Research shows that dialectical behavioral therapy (DBT) can help improve several symptoms associated with bipolar disorder, including mania and emotional regulation.
DBT and CBT are also commonly used in the treatment of personality disorders.
If your loved one lives with bipolar disorder and you feel they’re manipulating you, it’s important to remember that the two factors aren’t formally related.
Their use of manipulation tactics may be a result of learned behavior or a sign that something else is going on.
“Give support to the person that appears to have bipolar disorder with manipulative tendencies,” says Suarez-Angelino. “It is OK to want to feel guarded or have difficulty trusting, but rather than pushing them away, learn how to work together to be a positive part of their support system.”
You may find it useful to:
- develop healthy boundaries
- disengage or set time limits
- respond confidently and stand in your truth
- seek out individual therapy or find a support group
- take notes to keep track of interactions
If possible, try to encourage your loved one to seek the guidance of a licensed mental health professional if they haven’t already. You could also suggest couple’s therapy or family counseling.
Manipulation isn’t a formal symptom of bipolar disorder, although some people with the condition may exhibit this behavior.
In some cases, manipulative behavior is a result of living with another mental health condition, such as personality disorders, substance use disorders, or trauma.

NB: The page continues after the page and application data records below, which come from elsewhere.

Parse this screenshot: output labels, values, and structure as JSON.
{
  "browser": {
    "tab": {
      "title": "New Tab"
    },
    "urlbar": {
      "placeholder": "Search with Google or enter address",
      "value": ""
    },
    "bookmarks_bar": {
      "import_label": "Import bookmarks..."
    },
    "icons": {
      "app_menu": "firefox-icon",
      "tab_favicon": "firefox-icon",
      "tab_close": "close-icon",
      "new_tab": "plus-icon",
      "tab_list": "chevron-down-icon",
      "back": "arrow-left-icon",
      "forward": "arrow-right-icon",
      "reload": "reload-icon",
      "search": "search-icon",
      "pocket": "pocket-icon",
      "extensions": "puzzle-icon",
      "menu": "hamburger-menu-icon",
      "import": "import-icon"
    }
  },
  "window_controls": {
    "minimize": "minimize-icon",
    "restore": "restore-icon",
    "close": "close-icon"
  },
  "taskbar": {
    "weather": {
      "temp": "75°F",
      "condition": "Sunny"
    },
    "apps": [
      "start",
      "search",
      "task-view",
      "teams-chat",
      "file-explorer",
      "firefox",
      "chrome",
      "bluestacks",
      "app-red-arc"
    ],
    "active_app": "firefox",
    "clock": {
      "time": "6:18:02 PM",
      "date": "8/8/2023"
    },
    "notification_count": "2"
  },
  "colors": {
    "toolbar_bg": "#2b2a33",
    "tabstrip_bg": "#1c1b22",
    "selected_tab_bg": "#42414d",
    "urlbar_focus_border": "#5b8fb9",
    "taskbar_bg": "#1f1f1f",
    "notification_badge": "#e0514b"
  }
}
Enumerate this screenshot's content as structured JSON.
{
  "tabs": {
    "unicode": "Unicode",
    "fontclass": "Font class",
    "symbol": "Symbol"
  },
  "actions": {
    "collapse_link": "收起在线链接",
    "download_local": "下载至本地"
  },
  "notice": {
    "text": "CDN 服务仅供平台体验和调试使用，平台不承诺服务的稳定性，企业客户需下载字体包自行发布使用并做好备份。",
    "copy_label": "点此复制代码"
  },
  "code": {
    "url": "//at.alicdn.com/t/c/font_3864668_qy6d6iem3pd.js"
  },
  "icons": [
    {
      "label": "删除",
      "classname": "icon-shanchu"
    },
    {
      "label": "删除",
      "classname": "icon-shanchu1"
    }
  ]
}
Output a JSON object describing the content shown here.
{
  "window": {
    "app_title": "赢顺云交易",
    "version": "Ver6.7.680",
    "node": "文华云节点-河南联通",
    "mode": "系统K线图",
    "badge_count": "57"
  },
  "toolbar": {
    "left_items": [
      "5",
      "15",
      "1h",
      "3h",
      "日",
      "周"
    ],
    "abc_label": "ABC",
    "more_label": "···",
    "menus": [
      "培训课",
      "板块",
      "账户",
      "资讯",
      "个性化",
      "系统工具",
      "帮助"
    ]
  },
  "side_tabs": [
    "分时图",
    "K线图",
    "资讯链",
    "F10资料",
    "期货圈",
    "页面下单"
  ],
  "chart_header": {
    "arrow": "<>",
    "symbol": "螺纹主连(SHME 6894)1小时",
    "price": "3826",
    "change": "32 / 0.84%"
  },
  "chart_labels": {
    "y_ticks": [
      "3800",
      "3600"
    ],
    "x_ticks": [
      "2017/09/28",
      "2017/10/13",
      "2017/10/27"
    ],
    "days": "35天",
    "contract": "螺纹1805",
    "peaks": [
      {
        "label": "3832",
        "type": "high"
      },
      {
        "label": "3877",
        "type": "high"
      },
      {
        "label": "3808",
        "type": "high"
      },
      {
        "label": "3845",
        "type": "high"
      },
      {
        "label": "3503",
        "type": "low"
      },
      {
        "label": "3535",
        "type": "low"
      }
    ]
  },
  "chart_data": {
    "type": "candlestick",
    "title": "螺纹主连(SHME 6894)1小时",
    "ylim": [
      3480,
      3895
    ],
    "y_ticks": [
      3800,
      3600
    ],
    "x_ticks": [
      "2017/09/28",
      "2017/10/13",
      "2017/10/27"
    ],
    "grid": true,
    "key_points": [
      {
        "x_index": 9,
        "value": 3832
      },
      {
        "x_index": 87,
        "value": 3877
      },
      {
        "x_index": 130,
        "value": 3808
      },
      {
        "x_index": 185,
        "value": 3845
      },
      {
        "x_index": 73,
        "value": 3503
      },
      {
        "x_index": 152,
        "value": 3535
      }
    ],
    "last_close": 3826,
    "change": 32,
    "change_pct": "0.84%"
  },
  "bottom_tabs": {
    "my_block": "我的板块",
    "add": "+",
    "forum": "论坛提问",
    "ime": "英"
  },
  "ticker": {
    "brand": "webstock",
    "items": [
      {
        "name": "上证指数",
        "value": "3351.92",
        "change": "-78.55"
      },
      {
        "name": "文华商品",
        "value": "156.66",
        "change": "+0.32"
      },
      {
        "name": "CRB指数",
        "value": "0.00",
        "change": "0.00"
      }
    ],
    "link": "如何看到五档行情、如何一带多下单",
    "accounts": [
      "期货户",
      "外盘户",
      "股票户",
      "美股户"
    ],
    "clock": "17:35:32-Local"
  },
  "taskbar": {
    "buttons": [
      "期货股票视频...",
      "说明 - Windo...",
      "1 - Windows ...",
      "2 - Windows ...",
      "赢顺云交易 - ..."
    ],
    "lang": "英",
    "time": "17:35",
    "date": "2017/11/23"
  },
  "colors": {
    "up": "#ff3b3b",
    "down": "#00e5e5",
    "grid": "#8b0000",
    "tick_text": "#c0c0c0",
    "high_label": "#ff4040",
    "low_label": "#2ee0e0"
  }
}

Finding the root cause of the manipulative behavior can help in addressing it directly or as part of a more comprehensive treatment plan. In all cases, this symptom can be managed and support is available.